Justice Ian Winder, in his late September 2016 ruling, explained that he ‘sealed’ the agreement to “preserve the integrity” of the Baha Mar sales process, which was then “commercially live”.
Based on the Prime Minister’s comments, that stage seems to have passed, and Mr Turnquest said: “They should unseal the deal.
“Let us know what’s involved in terms of the concessions to given to CTFE...The Bahamian people are being asked to give up something, and we ought to know what that is and the cost of that for the long-term.”
Mr Turnquest said it was “critically important” to know whether CTFE, or a combination of CTFE and the China Export-Import Bank’s Perfect Luck Holdings vehicle, are paying the 10 per cent ‘transaction tax’ on Baha Mar’s sales price.
This is split into 7.5 per cent VAT/2.5 per cent Stamp Duty and, based on Justice Winder’s ruling that bids to acquire Baha Mar are less than the $2.45 billion-plus that the bank is seeking to recover, the amount of tax normally due would likely be between $100-$200 million.

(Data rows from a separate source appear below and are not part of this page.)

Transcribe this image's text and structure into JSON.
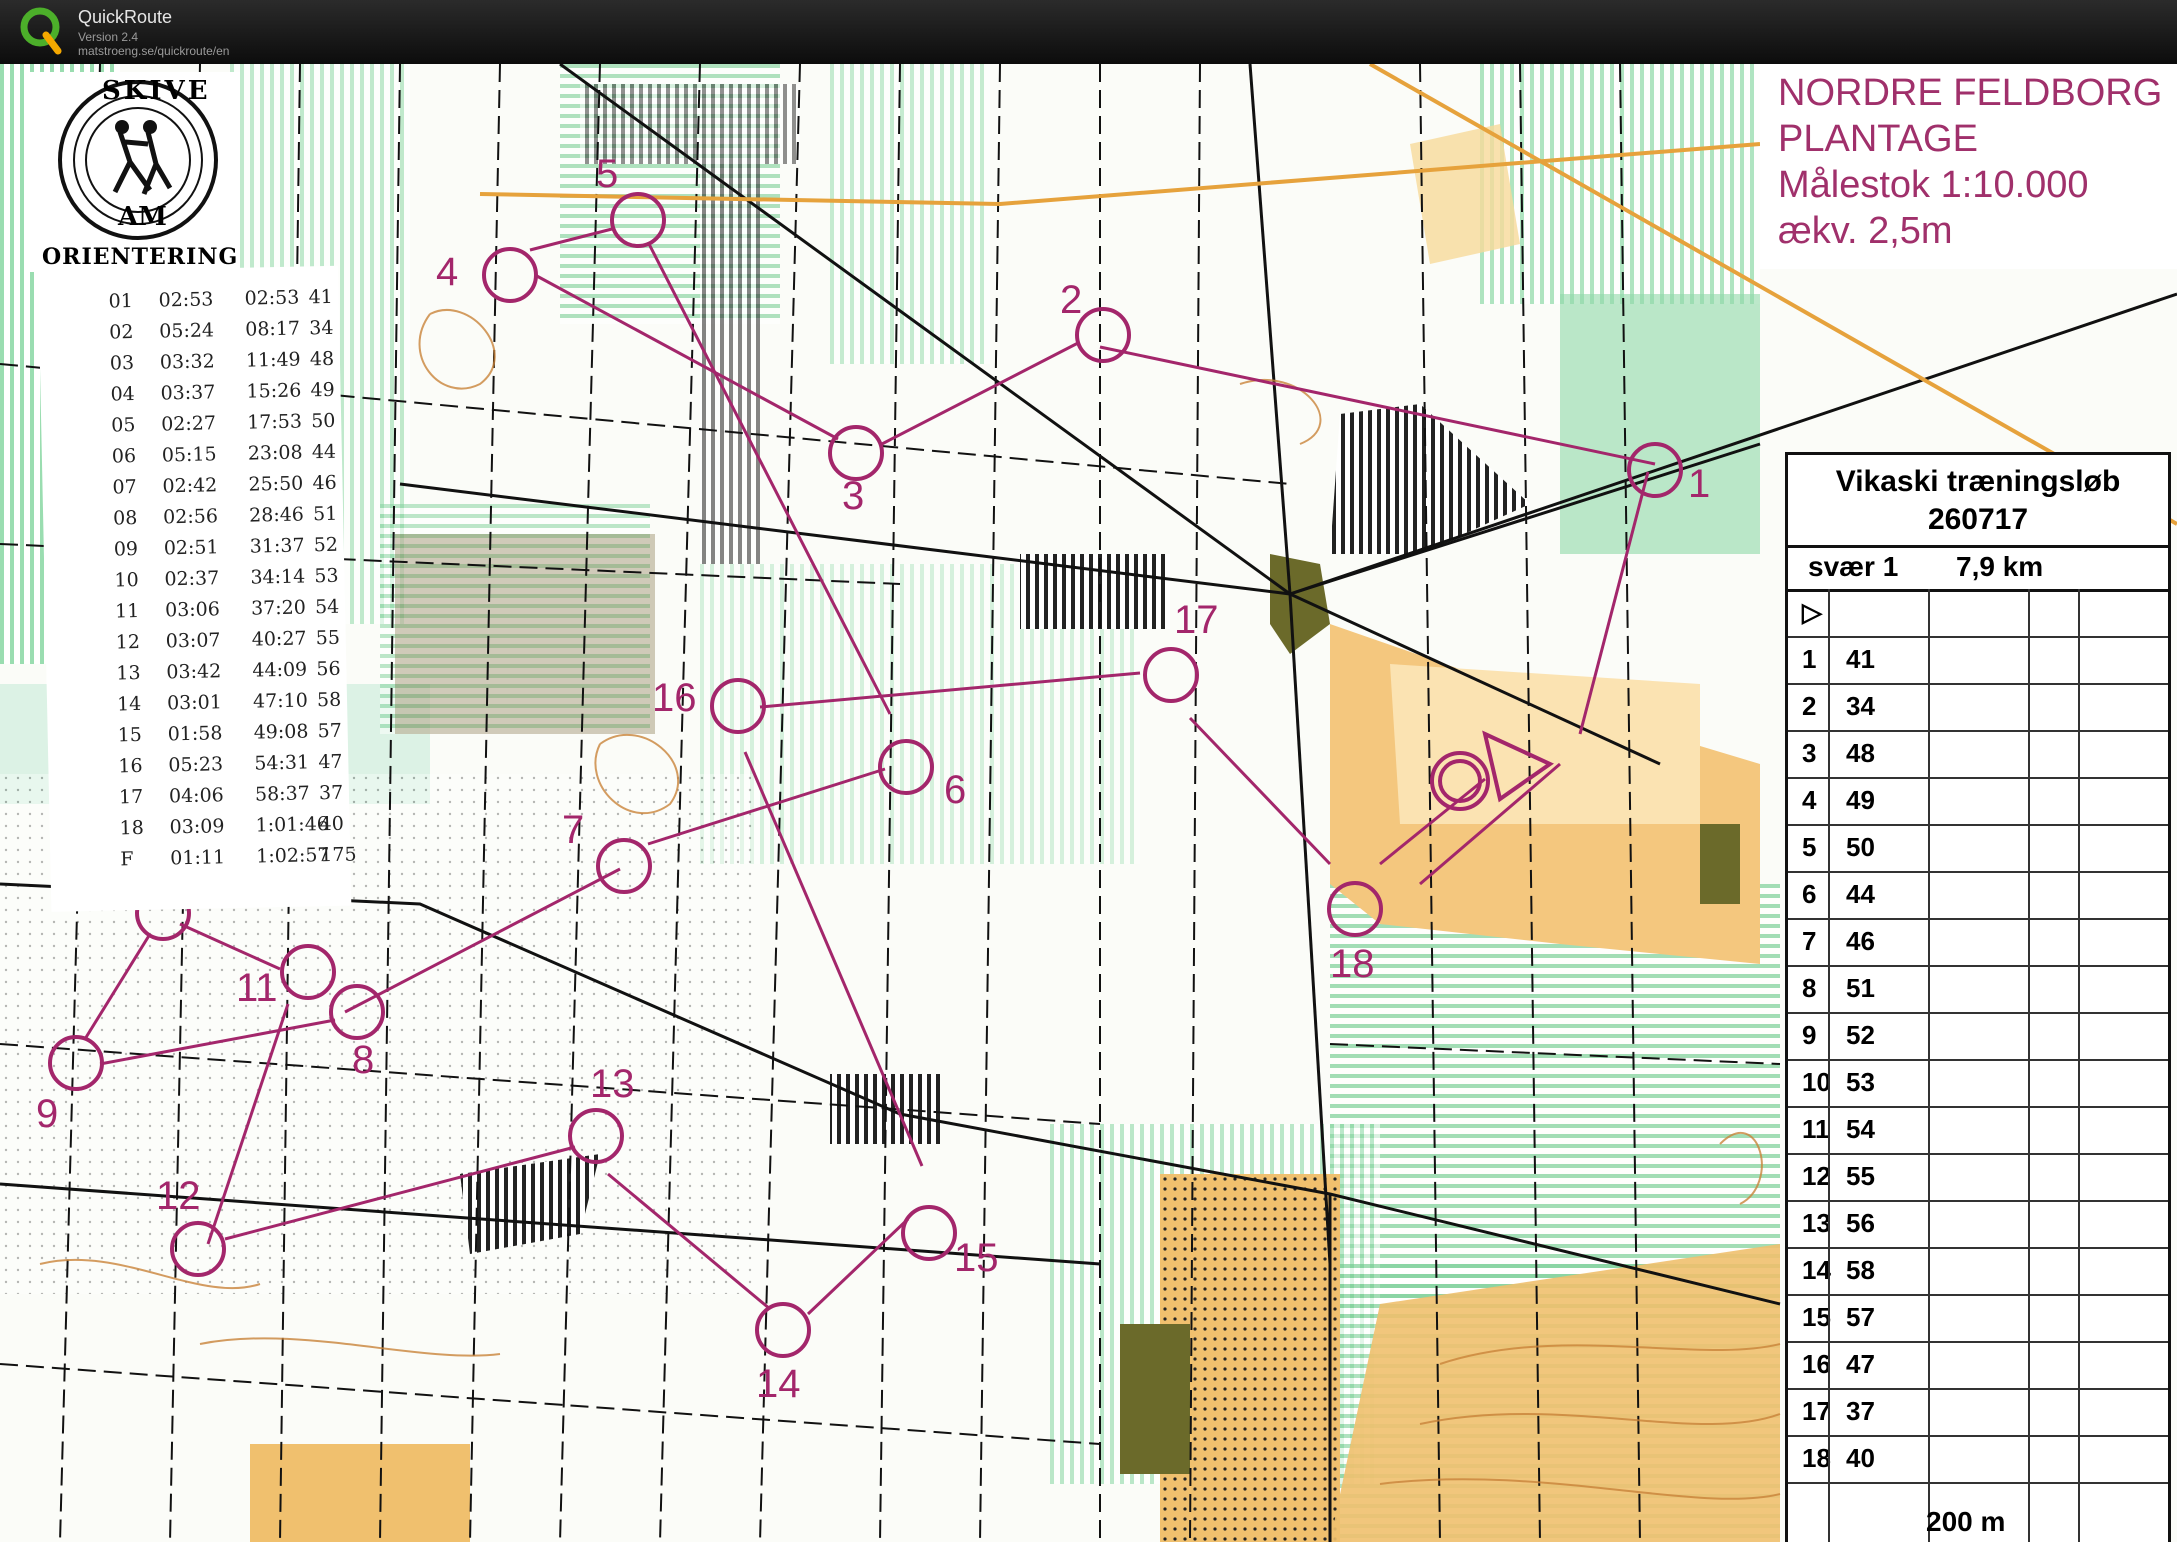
{
  "app": {
    "name": "QuickRoute",
    "version": "Version 2.4",
    "url": "matstroeng.se/quickroute/en"
  },
  "map_title": {
    "line1": "NORDRE FELDBORG",
    "line2": "PLANTAGE",
    "line3": "Målestok 1:10.000",
    "line4": "ækv. 2,5m"
  },
  "logo": {
    "top": "SKIVE",
    "mid": "AM",
    "bottom": "ORIENTERING"
  },
  "splits": [
    {
      "leg": "01",
      "split": "02:53",
      "total": "02:53",
      "code": "41"
    },
    {
      "leg": "02",
      "split": "05:24",
      "total": "08:17",
      "code": "34"
    },
    {
      "leg": "03",
      "split": "03:32",
      "total": "11:49",
      "code": "48"
    },
    {
      "leg": "04",
      "split": "03:37",
      "total": "15:26",
      "code": "49"
    },
    {
      "leg": "05",
      "split": "02:27",
      "total": "17:53",
      "code": "50"
    },
    {
      "leg": "06",
      "split": "05:15",
      "total": "23:08",
      "code": "44"
    },
    {
      "leg": "07",
      "split": "02:42",
      "total": "25:50",
      "code": "46"
    },
    {
      "leg": "08",
      "split": "02:56",
      "total": "28:46",
      "code": "51"
    },
    {
      "leg": "09",
      "split": "02:51",
      "total": "31:37",
      "code": "52"
    },
    {
      "leg": "10",
      "split": "02:37",
      "total": "34:14",
      "code": "53"
    },
    {
      "leg": "11",
      "split": "03:06",
      "total": "37:20",
      "code": "54"
    },
    {
      "leg": "12",
      "split": "03:07",
      "total": "40:27",
      "code": "55"
    },
    {
      "leg": "13",
      "split": "03:42",
      "total": "44:09",
      "code": "56"
    },
    {
      "leg": "14",
      "split": "03:01",
      "total": "47:10",
      "code": "58"
    },
    {
      "leg": "15",
      "split": "01:58",
      "total": "49:08",
      "code": "57"
    },
    {
      "leg": "16",
      "split": "05:23",
      "total": "54:31",
      "code": "47"
    },
    {
      "leg": "17",
      "split": "04:06",
      "total": "58:37",
      "code": "37"
    },
    {
      "leg": "18",
      "split": "03:09",
      "total": "1:01:46",
      "code": "40"
    },
    {
      "leg": "F",
      "split": "01:11",
      "total": "1:02:57",
      "code": "175"
    }
  ],
  "description": {
    "title": "Vikaski træningsløb",
    "date": "260717",
    "class": "svær 1",
    "length": "7,9 km",
    "rows": [
      {
        "num": "1",
        "code": "41"
      },
      {
        "num": "2",
        "code": "34"
      },
      {
        "num": "3",
        "code": "48"
      },
      {
        "num": "4",
        "code": "49"
      },
      {
        "num": "5",
        "code": "50"
      },
      {
        "num": "6",
        "code": "44"
      },
      {
        "num": "7",
        "code": "46"
      },
      {
        "num": "8",
        "code": "51"
      },
      {
        "num": "9",
        "code": "52"
      },
      {
        "num": "10",
        "code": "53"
      },
      {
        "num": "11",
        "code": "54"
      },
      {
        "num": "12",
        "code": "55"
      },
      {
        "num": "13",
        "code": "56"
      },
      {
        "num": "14",
        "code": "58"
      },
      {
        "num": "15",
        "code": "57"
      },
      {
        "num": "16",
        "code": "47"
      },
      {
        "num": "17",
        "code": "37"
      },
      {
        "num": "18",
        "code": "40"
      }
    ],
    "footer_distance": "200 m"
  },
  "controls": [
    {
      "label": "1"
    },
    {
      "label": "2"
    },
    {
      "label": "3"
    },
    {
      "label": "4"
    },
    {
      "label": "5"
    },
    {
      "label": "6"
    },
    {
      "label": "7"
    },
    {
      "label": "8"
    },
    {
      "label": "9"
    },
    {
      "label": "10"
    },
    {
      "label": "11"
    },
    {
      "label": "12"
    },
    {
      "label": "13"
    },
    {
      "label": "14"
    },
    {
      "label": "15"
    },
    {
      "label": "16"
    },
    {
      "label": "17"
    },
    {
      "label": "18"
    }
  ],
  "colors": {
    "course": "#a3266b",
    "vegetation": "#7fd3a0",
    "open_land": "#f2c77a",
    "rough_open": "#fbe7b8"
  }
}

“Many Bahamian companies and international companies are crying about the huge weight of taxation on the cost and ease of doing business,” Mr Turnquest told Tribune Business.
“If we find a deal is structured where Stamp Duty and VAT are exempt from this transaction, worth hundreds of millions of dollars, we ought to know why and how much.
“We ought to know the extent these concessions continue to subsequent [Baha Mar] transfers, and any continued concessions on VAT, in particular.”
Mr Turnquest continued: “At a time when the Treasury needs every dollar it can collect, it’s clearly of interest to our fiscal situation and the Bahamian people to know what concessions have been granted, especially if the Bahamian people have to pick up the tab.
“In a circumstance like this, I hope the Government do their due diligence and understand there’s more at stake than just an election.”